On the field, the game will operate as normal, but once off the diamond, players will be asked to stay six feet apart in the dugout and to wear masks, while coaches will be asked to wear masks at all times. The dugout will hold position players only, with pitchers being spread out in the bullpen beyond the outfield wall and in the picnic area adjacent to the bullpen. Team clubhouses will also be closed for the year.
Teams will also only have local players. Host families won’t be used and players will have to drive themselves to road games. The use of buses has been discontinued this season to avoid packing a large group of people in a small space. The same is true for home games as well. Every player must get to the field on his own and bring his own equipment. Temperature checks will be made when they enter the ballpark.
“We’re just getting accustomed to getting back into the swing of things,” Goodwin Tech alum and Southern Connecticut State pitcher Tommy Hughes said. “Baseball isn’t a contact sport so you don’t have to worry about too many things, you just have to follow the rules and guidelines put in place.”
The Bees roster will feature players strictly from Connecticut, which Smith said has helped ticket sales, and will boast a level of talent that might not have been available in previous seasons. Due to the other summer leagues being canceled entirely, Smith was able to pick up players from higher-level collegiate leagues who were suddenly in need of a new place to play.

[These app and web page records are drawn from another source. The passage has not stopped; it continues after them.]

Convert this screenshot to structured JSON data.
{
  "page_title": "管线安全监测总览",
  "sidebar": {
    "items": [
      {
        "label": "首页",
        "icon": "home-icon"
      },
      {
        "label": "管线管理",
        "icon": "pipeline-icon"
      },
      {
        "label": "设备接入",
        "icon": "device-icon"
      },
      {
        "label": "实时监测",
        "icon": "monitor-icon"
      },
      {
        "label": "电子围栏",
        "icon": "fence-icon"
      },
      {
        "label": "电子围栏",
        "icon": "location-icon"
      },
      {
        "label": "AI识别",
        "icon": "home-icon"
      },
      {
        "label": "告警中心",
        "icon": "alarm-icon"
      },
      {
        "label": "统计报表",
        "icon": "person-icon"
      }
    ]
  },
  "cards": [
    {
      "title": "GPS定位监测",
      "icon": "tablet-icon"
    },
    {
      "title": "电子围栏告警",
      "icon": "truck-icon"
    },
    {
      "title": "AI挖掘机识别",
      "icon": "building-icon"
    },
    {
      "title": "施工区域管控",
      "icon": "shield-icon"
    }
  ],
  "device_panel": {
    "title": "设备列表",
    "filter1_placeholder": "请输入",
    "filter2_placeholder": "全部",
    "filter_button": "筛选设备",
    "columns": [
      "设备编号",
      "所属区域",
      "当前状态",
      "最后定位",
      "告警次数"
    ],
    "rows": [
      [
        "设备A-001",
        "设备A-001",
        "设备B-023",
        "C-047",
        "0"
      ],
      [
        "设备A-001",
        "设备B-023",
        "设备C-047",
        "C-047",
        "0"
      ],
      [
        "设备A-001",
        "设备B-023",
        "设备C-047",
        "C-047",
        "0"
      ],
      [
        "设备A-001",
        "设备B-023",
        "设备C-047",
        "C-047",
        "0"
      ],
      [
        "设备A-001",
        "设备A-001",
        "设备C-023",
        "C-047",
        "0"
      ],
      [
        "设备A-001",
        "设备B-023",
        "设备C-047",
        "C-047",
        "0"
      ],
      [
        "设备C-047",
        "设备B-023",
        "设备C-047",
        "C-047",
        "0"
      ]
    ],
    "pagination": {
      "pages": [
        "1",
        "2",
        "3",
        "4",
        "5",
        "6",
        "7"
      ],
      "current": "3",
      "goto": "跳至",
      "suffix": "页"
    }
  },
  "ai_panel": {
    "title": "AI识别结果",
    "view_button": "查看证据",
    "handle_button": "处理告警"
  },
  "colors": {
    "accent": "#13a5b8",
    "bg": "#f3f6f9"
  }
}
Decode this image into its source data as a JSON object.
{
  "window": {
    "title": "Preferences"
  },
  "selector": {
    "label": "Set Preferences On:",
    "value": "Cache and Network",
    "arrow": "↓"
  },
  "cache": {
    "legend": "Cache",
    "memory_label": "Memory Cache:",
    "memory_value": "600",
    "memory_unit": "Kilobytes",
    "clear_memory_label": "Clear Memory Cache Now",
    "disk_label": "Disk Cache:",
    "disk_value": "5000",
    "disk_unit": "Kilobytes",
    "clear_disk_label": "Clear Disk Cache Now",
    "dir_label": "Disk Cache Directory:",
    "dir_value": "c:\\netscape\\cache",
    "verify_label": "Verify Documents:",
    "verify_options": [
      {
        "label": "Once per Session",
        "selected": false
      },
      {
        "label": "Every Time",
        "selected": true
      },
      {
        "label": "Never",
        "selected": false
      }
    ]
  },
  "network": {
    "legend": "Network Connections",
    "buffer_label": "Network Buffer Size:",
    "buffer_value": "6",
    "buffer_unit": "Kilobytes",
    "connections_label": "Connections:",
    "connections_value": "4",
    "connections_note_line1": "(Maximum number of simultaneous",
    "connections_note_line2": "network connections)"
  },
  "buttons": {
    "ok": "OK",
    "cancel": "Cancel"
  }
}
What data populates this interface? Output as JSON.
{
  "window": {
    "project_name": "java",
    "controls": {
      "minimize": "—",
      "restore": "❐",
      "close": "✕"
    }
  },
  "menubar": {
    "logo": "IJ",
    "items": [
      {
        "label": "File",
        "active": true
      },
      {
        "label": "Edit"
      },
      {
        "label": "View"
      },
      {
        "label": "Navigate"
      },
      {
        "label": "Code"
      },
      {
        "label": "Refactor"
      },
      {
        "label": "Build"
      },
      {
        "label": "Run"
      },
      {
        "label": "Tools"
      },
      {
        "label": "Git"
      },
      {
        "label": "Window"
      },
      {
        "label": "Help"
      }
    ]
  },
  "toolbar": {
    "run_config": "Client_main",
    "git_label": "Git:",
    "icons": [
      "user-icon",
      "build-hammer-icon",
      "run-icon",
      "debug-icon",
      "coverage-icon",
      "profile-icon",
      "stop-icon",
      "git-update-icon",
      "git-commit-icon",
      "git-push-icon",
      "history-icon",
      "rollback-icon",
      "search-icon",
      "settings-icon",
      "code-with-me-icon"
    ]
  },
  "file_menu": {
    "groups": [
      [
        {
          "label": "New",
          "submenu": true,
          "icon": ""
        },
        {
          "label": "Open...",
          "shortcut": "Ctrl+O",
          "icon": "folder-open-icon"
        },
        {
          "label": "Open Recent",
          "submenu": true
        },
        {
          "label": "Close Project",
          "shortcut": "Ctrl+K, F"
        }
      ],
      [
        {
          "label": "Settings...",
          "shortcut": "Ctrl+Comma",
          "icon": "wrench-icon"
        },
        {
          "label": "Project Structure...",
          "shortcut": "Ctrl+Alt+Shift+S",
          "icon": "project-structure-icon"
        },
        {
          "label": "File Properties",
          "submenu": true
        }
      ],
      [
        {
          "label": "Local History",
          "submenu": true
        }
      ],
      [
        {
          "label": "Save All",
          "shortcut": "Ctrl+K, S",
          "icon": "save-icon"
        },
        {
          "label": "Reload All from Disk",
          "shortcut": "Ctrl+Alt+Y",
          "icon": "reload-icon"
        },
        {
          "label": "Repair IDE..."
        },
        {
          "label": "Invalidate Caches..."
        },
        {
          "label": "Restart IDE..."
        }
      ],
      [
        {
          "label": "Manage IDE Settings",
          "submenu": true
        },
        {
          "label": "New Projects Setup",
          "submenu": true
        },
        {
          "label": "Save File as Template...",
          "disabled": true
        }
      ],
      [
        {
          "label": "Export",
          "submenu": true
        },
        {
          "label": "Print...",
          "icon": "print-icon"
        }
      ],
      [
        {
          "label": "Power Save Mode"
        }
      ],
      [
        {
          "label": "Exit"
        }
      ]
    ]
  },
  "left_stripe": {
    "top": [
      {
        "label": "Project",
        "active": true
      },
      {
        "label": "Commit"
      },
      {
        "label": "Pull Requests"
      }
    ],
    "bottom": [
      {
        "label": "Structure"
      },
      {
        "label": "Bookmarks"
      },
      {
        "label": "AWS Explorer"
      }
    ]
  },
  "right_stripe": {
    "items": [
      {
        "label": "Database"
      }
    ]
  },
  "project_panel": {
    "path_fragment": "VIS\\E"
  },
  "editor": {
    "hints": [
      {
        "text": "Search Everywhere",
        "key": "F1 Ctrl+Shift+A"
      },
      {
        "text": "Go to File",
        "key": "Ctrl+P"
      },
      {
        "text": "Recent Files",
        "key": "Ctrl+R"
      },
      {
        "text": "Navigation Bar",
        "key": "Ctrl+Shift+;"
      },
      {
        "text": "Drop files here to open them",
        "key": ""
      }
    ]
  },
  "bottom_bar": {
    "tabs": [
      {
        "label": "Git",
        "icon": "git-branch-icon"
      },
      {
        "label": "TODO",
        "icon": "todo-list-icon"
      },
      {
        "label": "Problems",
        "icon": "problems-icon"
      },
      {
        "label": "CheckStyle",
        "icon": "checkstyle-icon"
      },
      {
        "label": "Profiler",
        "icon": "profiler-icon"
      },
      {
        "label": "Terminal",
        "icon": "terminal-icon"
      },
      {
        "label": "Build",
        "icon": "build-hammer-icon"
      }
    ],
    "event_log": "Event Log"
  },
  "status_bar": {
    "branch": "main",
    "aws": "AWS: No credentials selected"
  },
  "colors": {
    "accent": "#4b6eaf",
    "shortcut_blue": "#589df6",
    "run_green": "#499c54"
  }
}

In addition to Hughes, there’s New Britain High alum Danniel Rivera, CCSU infielder Noah Martinez, UConn outfielder Zach Donahue, and Boston College pitchers Brad Lombardi and Joe Mancini to name a few. New Britain did lose two players before the start of the season. University of New Haven outfielder Matt Chamberlin signed with the St. Louis Cardinals as an undrafted free agent, while Fordham infielder Jake Mackenzie signed with the Boston Red Sox
“All eyes are going to be on us because there is no other baseball to watch,” Hughes said. “Scouts are going to be coming to our games just to get out of the house. As long as we catch their eyes, that’s the goal. But with all the stuff going on, it’s just nice to be able to play and get out and entertain whatever people we can.”
And while the Bees are going to enjoy being able to take the field again, they’re goal as if they were playing a whole season hasn’t changed.
“If you’re going out there to just compete, that isn’t enough all the time,” Guarino said. “Our goal is to win the league. I think everyone is on board with that and play the best baseball we can. … You’re playing to play your best baseball and see where the chips fall and if you come out on top in August.”
David Glovach can be reached at (860) 801-5085 or email@example.com